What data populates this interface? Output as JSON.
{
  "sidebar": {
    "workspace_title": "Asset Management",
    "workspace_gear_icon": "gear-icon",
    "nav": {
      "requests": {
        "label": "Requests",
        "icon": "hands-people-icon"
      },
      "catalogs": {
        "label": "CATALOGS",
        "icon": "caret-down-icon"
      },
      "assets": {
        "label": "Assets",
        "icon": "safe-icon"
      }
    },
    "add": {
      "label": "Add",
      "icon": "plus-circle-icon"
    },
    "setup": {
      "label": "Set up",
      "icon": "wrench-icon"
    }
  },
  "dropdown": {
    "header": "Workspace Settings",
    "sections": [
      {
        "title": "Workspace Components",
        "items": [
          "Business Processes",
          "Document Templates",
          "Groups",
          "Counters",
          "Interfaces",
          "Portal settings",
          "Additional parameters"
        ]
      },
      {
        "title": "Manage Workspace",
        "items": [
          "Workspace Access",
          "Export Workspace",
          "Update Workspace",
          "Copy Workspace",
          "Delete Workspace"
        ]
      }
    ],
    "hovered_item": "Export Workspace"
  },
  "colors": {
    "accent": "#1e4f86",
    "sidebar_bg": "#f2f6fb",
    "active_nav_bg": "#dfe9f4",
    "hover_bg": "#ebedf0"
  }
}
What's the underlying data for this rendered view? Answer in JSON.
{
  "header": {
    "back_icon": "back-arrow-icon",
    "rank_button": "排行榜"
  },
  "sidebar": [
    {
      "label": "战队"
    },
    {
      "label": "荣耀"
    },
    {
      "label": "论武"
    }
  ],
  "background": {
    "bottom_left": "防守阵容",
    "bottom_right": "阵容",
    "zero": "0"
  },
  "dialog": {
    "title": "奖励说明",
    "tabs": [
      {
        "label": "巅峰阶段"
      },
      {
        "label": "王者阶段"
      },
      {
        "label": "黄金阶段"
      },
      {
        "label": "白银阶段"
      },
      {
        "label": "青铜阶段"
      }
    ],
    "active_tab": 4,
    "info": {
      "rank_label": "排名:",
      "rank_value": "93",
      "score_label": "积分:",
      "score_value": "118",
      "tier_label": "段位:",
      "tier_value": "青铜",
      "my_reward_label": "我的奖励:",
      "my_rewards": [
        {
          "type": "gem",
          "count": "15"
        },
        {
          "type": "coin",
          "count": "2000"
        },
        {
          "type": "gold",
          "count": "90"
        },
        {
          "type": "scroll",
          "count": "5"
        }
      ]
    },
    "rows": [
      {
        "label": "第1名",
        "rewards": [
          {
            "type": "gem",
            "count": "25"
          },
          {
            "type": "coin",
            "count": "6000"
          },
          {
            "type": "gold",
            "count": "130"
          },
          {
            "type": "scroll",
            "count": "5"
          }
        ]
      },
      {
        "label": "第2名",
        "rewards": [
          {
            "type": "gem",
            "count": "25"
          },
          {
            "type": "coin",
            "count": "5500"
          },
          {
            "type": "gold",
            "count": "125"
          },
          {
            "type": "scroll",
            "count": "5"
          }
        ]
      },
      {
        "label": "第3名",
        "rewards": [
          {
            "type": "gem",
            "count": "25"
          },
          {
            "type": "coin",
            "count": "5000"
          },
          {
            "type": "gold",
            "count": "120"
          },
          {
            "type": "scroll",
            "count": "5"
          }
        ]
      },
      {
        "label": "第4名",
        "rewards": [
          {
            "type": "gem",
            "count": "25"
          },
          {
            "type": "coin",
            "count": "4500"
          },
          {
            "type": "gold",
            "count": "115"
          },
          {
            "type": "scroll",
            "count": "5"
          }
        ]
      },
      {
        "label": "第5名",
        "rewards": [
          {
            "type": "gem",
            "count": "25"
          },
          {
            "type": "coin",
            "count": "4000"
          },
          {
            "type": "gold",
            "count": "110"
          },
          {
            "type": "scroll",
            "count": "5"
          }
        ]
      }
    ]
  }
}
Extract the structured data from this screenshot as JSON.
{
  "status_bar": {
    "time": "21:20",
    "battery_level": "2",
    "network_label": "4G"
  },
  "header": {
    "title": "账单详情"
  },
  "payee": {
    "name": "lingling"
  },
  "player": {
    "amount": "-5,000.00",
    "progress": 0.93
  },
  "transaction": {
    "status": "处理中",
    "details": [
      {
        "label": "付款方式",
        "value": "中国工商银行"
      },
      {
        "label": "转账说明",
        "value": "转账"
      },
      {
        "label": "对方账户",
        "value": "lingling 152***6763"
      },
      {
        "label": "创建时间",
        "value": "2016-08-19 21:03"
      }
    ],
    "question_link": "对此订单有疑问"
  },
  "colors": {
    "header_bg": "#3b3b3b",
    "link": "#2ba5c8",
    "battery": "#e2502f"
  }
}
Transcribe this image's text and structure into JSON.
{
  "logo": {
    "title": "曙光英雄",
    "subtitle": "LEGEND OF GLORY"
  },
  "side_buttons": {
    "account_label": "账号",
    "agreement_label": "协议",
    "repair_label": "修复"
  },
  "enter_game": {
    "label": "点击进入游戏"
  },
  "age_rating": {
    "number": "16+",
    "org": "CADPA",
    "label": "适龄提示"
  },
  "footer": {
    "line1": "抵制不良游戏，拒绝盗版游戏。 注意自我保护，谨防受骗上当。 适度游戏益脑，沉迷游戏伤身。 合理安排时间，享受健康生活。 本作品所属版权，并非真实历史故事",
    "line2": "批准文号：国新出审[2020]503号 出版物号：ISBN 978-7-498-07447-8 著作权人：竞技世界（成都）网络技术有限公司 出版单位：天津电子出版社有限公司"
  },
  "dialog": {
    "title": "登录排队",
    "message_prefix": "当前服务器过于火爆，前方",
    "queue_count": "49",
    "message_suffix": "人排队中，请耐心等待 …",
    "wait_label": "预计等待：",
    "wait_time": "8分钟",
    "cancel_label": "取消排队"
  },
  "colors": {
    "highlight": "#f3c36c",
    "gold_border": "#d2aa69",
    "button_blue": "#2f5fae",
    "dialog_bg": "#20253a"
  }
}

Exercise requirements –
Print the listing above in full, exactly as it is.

Task result –
What data populates this interface? Output as JSON.
{
  "sidebar": {
    "workspace_title": "Asset Management",
    "workspace_gear_icon": "gear-icon",
    "nav": {
      "requests": {
        "label": "Requests",
        "icon": "hands-people-icon"
      },
      "catalogs": {
        "label": "CATALOGS",
        "icon": "caret-down-icon"
      },
      "assets": {
        "label": "Assets",
        "icon": "safe-icon"
      }
    },
    "add": {
      "label": "Add",
      "icon": "plus-circle-icon"
    },
    "setup": {
      "label": "Set up",
      "icon": "wrench-icon"
    }
  },
  "dropdown": {
    "header": "Workspace Settings",
    "sections": [
      {
        "title": "Workspace Components",
        "items": [
          "Business Processes",
          "Document Templates",
          "Groups",
          "Counters",
          "Interfaces",
          "Portal settings",
          "Additional parameters"
        ]
      },
      {
        "title": "Manage Workspace",
        "items": [
          "Workspace Access",
          "Export Workspace",
          "Update Workspace",
          "Copy Workspace",
          "Delete Workspace"
        ]
      }
    ],
    "hovered_item": "Export Workspace"
  },
  "colors": {
    "accent": "#1e4f86",
    "sidebar_bg": "#f2f6fb",
    "active_nav_bg": "#dfe9f4",
    "hover_bg": "#ebedf0"
  }
}
What's the underlying data for this rendered view? Answer in JSON.
{
  "header": {
    "back_icon": "back-arrow-icon",
    "rank_button": "排行榜"
  },
  "sidebar": [
    {
      "label": "战队"
    },
    {
      "label": "荣耀"
    },
    {
      "label": "论武"
    }
  ],
  "background": {
    "bottom_left": "防守阵容",
    "bottom_right": "阵容",
    "zero": "0"
  },
  "dialog": {
    "title": "奖励说明",
    "tabs": [
      {
        "label": "巅峰阶段"
      },
      {
        "label": "王者阶段"
      },
      {
        "label": "黄金阶段"
      },
      {
        "label": "白银阶段"
      },
      {
        "label": "青铜阶段"
      }
    ],
    "active_tab": 4,
    "info": {
      "rank_label": "排名:",
      "rank_value": "93",
      "score_label": "积分:",
      "score_value": "118",
      "tier_label": "段位:",
      "tier_value": "青铜",
      "my_reward_label": "我的奖励:",
      "my_rewards": [
        {
          "type": "gem",
          "count": "15"
        },
        {
          "type": "coin",
          "count": "2000"
        },
        {
          "type": "gold",
          "count": "90"
        },
        {
          "type": "scroll",
          "count": "5"
        }
      ]
    },
    "rows": [
      {
        "label": "第1名",
        "rewards": [
          {
            "type": "gem",
            "count": "25"
          },
          {
            "type": "coin",
            "count": "6000"
          },
          {
            "type": "gold",
            "count": "130"
          },
          {
            "type": "scroll",
            "count": "5"
          }
        ]
      },
      {
        "label": "第2名",
        "rewards": [
          {
            "type": "gem",
            "count": "25"
          },
          {
            "type": "coin",
            "count": "5500"
          },
          {
            "type": "gold",
            "count": "125"
          },
          {
            "type": "scroll",
            "count": "5"
          }
        ]
      },
      {
        "label": "第3名",
        "rewards": [
          {
            "type": "gem",
            "count": "25"
          },
          {
            "type": "coin",
            "count": "5000"
          },
          {
            "type": "gold",
            "count": "120"
          },
          {
            "type": "scroll",
            "count": "5"
          }
        ]
      },
      {
        "label": "第4名",
        "rewards": [
          {
            "type": "gem",
            "count": "25"
          },
          {
            "type": "coin",
            "count": "4500"
          },
          {
            "type": "gold",
            "count": "115"
          },
          {
            "type": "scroll",
            "count": "5"
          }
        ]
      },
      {
        "label": "第5名",
        "rewards": [
          {
            "type": "gem",
            "count": "25"
          },
          {
            "type": "coin",
            "count": "4000"
          },
          {
            "type": "gold",
            "count": "110"
          },
          {
            "type": "scroll",
            "count": "5"
          }
        ]
      }
    ]
  }
}
Extract the structured data from this screenshot as JSON.
{
  "status_bar": {
    "time": "21:20",
    "battery_level": "2",
    "network_label": "4G"
  },
  "header": {
    "title": "账单详情"
  },
  "payee": {
    "name": "lingling"
  },
  "player": {
    "amount": "-5,000.00",
    "progress": 0.93
  },
  "transaction": {
    "status": "处理中",
    "details": [
      {
        "label": "付款方式",
        "value": "中国工商银行"
      },
      {
        "label": "转账说明",
        "value": "转账"
      },
      {
        "label": "对方账户",
        "value": "lingling 152***6763"
      },
      {
        "label": "创建时间",
        "value": "2016-08-19 21:03"
      }
    ],
    "question_link": "对此订单有疑问"
  },
  "colors": {
    "header_bg": "#3b3b3b",
    "link": "#2ba5c8",
    "battery": "#e2502f"
  }
}
Transcribe this image's text and structure into JSON.
{
  "logo": {
    "title": "曙光英雄",
    "subtitle": "LEGEND OF GLORY"
  },
  "side_buttons": {
    "account_label": "账号",
    "agreement_label": "协议",
    "repair_label": "修复"
  },
  "enter_game": {
    "label": "点击进入游戏"
  },
  "age_rating": {
    "number": "16+",
    "org": "CADPA",
    "label": "适龄提示"
  },
  "footer": {
    "line1": "抵制不良游戏，拒绝盗版游戏。 注意自我保护，谨防受骗上当。 适度游戏益脑，沉迷游戏伤身。 合理安排时间，享受健康生活。 本作品所属版权，并非真实历史故事",
    "line2": "批准文号：国新出审[2020]503号 出版物号：ISBN 978-7-498-07447-8 著作权人：竞技世界（成都）网络技术有限公司 出版单位：天津电子出版社有限公司"
  },
  "dialog": {
    "title": "登录排队",
    "message_prefix": "当前服务器过于火爆，前方",
    "queue_count": "49",
    "message_suffix": "人排队中，请耐心等待 …",
    "wait_label": "预计等待：",
    "wait_time": "8分钟",
    "cancel_label": "取消排队"
  },
  "colors": {
    "highlight": "#f3c36c",
    "gold_border": "#d2aa69",
    "button_blue": "#2f5fae",
    "dialog_bg": "#20253a"
  }
}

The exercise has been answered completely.